Realising this was his chance to leave his hiding place and keeping his eyes on the bushes where the boar was devouring his meal, he descended quietly. On reaching the forest floor, he turned his back on the horrific scene and ran.
He heard crashing in the undergrowth. This creature was not to be denied the prey he’d been patiently waiting for. Sam became filled with a rage equal to that of his enemy and turned to face the onslaught head on. He grabbed his knife and stood his ground, watching the creature get closer. Its mouth and snout were dripping blood. Horrifically, the dead man’s white beard hung from the pig’s mouth.

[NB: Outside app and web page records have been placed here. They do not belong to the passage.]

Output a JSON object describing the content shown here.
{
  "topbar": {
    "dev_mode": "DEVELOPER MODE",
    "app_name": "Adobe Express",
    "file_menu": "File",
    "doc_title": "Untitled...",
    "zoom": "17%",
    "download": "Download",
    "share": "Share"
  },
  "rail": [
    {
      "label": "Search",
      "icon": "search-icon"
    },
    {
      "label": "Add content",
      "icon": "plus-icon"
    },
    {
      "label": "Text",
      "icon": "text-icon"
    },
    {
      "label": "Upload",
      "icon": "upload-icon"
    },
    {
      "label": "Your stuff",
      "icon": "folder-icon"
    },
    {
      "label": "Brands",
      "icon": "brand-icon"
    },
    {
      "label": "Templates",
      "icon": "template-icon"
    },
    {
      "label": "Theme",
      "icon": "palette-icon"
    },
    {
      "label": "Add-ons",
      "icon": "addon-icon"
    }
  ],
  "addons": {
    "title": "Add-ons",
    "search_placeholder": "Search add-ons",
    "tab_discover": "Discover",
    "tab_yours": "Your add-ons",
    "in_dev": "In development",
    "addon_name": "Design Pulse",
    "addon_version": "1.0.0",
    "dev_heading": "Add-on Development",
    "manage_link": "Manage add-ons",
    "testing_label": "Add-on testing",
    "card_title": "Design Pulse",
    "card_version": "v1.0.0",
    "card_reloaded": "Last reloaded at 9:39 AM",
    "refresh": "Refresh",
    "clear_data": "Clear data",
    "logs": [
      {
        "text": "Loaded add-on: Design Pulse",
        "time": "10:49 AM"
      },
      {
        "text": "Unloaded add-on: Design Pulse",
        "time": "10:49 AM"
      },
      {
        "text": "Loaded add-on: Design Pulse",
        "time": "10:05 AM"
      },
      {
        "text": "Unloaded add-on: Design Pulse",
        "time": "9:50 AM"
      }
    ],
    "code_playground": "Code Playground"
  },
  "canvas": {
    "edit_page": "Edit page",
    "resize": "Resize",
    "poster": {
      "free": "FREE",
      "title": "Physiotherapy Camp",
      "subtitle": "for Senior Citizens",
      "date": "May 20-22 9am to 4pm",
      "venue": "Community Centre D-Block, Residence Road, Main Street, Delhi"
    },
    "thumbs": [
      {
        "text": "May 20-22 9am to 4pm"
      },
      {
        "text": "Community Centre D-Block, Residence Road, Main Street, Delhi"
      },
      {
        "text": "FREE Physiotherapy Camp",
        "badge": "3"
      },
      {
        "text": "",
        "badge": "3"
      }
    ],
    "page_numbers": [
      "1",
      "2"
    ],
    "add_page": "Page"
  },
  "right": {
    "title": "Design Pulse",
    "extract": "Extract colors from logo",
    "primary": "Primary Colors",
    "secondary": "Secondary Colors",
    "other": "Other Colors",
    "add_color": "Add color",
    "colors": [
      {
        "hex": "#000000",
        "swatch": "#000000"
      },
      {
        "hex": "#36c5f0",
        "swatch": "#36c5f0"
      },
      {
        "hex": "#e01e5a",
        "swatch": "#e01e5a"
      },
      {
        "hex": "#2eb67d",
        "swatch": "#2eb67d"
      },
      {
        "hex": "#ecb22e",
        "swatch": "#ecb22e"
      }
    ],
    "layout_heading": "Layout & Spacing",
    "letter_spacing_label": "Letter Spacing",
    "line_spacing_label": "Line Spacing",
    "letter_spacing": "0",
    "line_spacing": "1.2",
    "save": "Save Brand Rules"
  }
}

Two days later.
Dave was at the rendezvous point, packing up to leave. For two nights he’d camped out, waiting for Sam to appear, but was about to go back home and report him missing.
He reluctantly got into his car, reversing down the track onto the road to town. Something made him turn around and give one last look. Spotting a movement in the undergrowth, he cut the engine. He had a feeling that someone or something was nearby.
Suddenly a man fell out of the bushes. It could have been Sam; Dave wasn’t sure at first. It didn’t look like his friend. This person was skinny and bloodied. Long hair and shaggy beard obscured his face. His clothes were in tatters and bare feet, black and bloodied. Dave got out of the car and crept closer to the figure. Strapped to the man’s back was the head of a huge boar, its tusks raised to the sky.
“Sam? Is it you?”
The exhausted man dropped to his knees, raised his head to his friend and gave a weak smile, “Got a beer, mate,?” he croaked. Slowly he sank, placing his forehead on the ground. Dave heard him whisper, “Bear Grylls ain’t got nothin’ on me, man.”